(Website and app data records)
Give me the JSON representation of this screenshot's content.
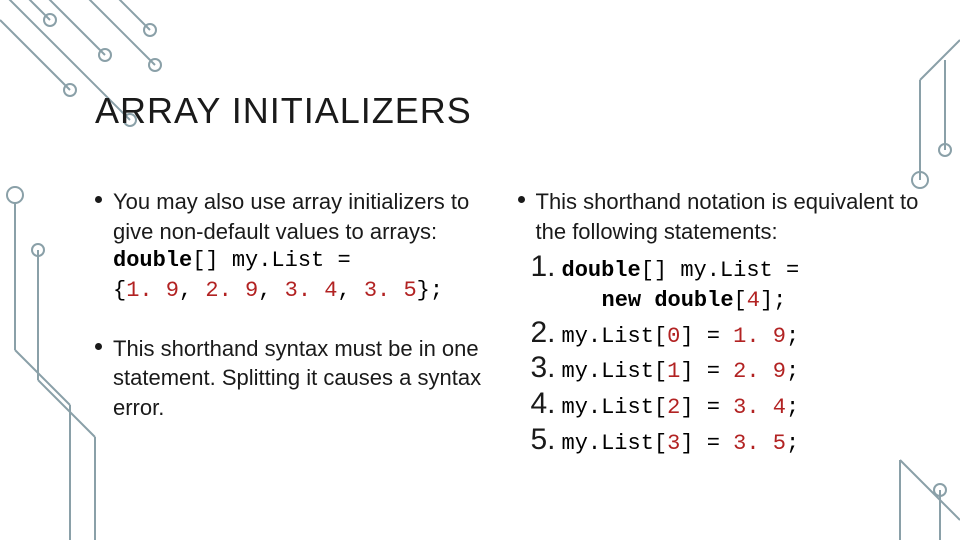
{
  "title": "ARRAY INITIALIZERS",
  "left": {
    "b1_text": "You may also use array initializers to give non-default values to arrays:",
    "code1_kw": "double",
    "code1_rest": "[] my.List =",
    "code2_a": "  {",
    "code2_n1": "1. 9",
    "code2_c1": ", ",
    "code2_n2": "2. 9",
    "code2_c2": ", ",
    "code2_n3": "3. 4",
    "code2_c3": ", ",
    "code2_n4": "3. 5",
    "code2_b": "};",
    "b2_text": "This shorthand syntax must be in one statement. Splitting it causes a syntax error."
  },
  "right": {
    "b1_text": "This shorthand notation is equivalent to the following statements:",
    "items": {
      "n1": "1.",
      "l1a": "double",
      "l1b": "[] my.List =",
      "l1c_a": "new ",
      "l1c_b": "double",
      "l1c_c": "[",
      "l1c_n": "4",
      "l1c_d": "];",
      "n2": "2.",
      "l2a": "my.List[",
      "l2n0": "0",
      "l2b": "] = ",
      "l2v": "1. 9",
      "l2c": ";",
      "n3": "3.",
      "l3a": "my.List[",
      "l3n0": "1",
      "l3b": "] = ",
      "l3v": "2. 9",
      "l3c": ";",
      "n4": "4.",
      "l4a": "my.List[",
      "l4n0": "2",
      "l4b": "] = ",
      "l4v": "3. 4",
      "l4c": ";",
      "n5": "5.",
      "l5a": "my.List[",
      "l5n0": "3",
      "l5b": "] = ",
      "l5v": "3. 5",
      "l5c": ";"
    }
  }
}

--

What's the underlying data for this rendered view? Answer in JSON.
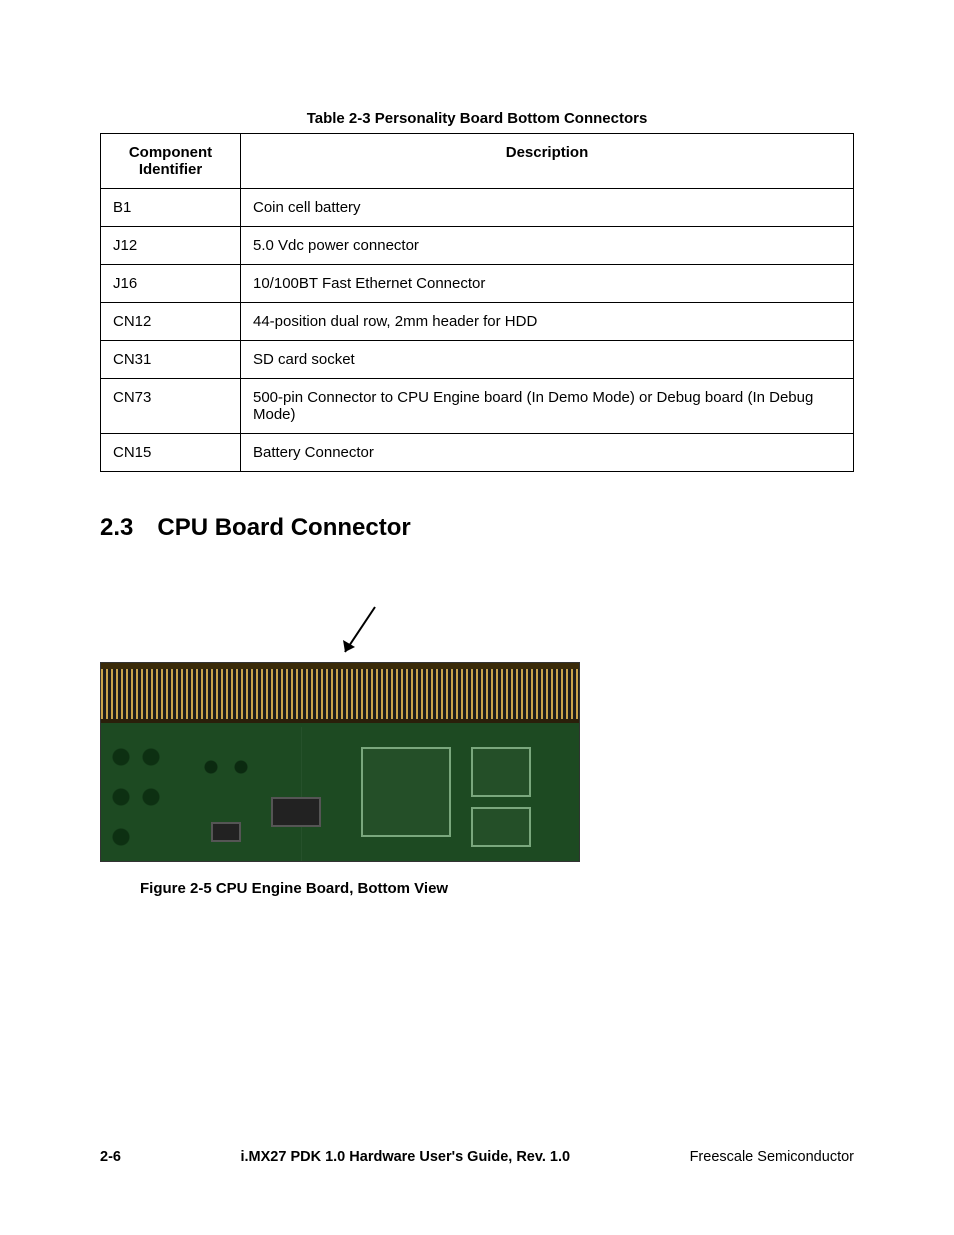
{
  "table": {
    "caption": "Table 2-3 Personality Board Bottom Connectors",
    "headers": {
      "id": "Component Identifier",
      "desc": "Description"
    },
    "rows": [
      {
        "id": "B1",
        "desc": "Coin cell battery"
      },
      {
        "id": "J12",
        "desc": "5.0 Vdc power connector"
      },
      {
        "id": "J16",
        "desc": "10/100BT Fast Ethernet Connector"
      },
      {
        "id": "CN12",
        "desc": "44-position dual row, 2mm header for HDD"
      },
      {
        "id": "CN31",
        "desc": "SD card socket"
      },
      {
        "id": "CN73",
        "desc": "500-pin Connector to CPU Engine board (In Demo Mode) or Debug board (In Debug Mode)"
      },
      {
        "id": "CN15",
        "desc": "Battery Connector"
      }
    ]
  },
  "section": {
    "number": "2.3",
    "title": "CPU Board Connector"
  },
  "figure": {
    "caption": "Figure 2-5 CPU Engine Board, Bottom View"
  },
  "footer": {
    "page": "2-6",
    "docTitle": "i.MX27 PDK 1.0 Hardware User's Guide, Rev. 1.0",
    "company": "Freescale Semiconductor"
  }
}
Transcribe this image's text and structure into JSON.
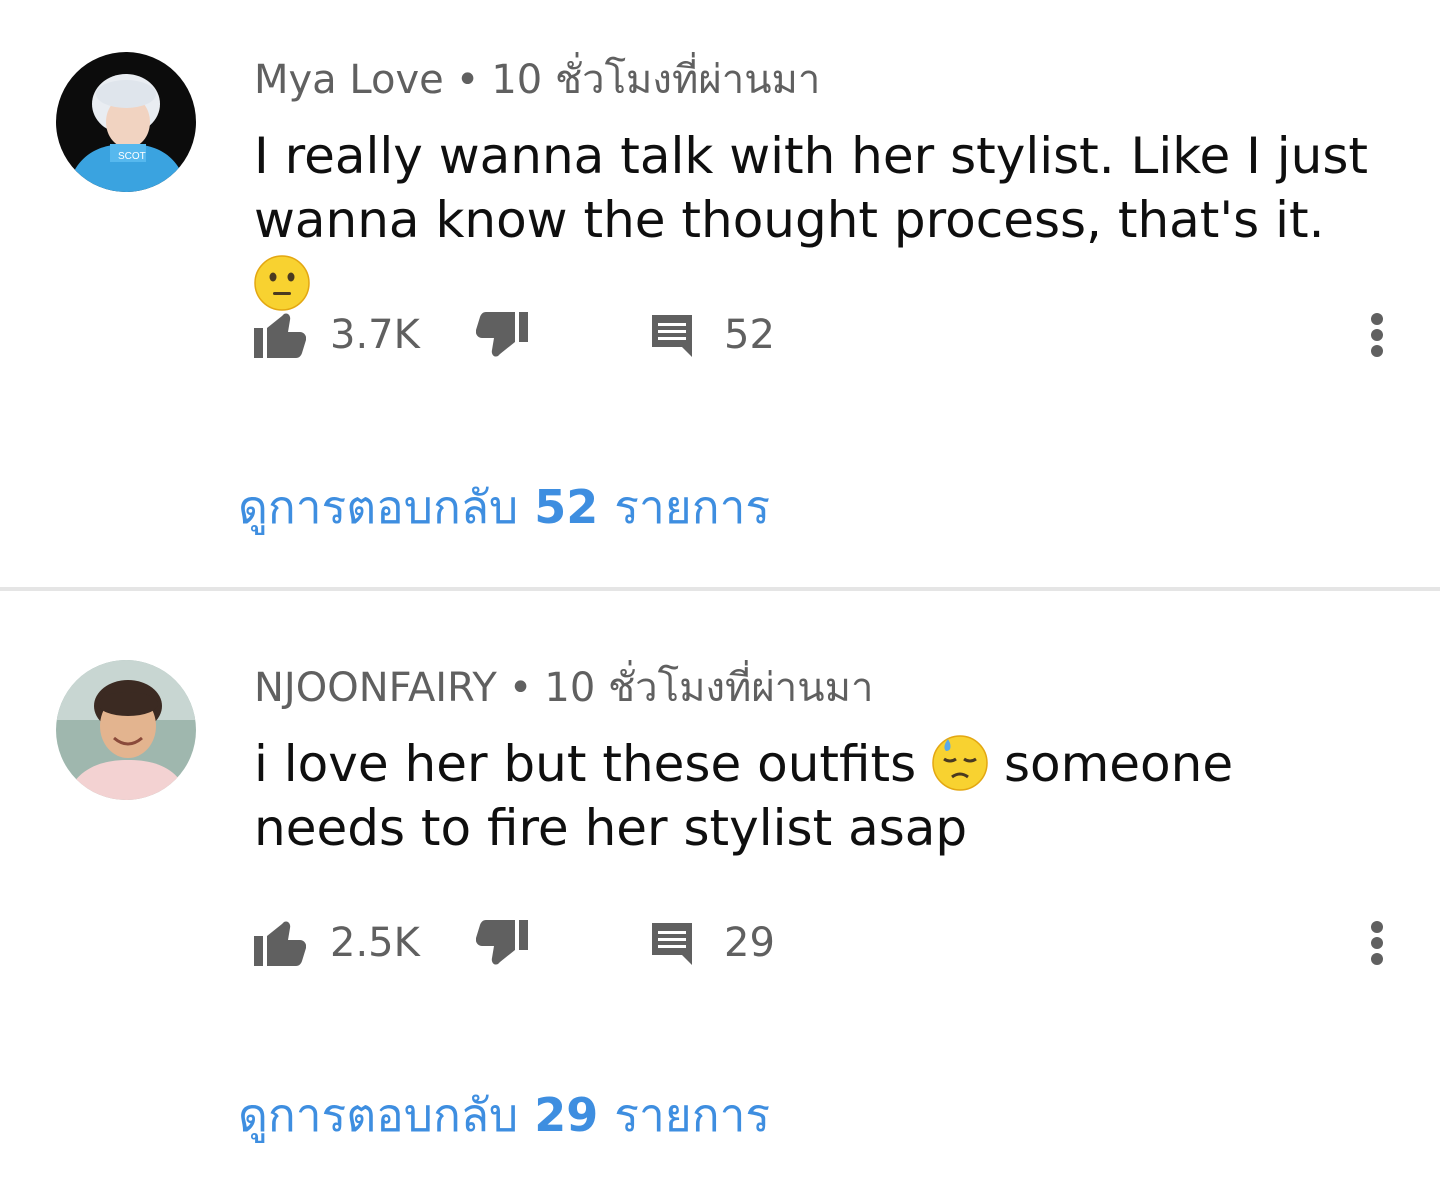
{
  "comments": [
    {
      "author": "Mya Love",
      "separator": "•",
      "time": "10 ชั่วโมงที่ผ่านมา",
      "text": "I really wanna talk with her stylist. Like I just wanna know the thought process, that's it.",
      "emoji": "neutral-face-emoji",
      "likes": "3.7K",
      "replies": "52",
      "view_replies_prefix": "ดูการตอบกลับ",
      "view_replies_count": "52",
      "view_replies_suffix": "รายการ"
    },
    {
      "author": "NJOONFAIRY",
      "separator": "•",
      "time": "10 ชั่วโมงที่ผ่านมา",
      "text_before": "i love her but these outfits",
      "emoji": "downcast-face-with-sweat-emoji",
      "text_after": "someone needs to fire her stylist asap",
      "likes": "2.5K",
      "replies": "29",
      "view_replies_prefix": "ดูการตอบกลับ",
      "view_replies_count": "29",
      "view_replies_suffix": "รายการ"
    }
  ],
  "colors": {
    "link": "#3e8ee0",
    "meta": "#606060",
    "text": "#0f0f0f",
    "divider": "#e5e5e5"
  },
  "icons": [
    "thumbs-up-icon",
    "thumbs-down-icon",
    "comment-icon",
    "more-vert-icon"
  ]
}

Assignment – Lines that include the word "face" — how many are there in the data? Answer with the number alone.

Task result – 2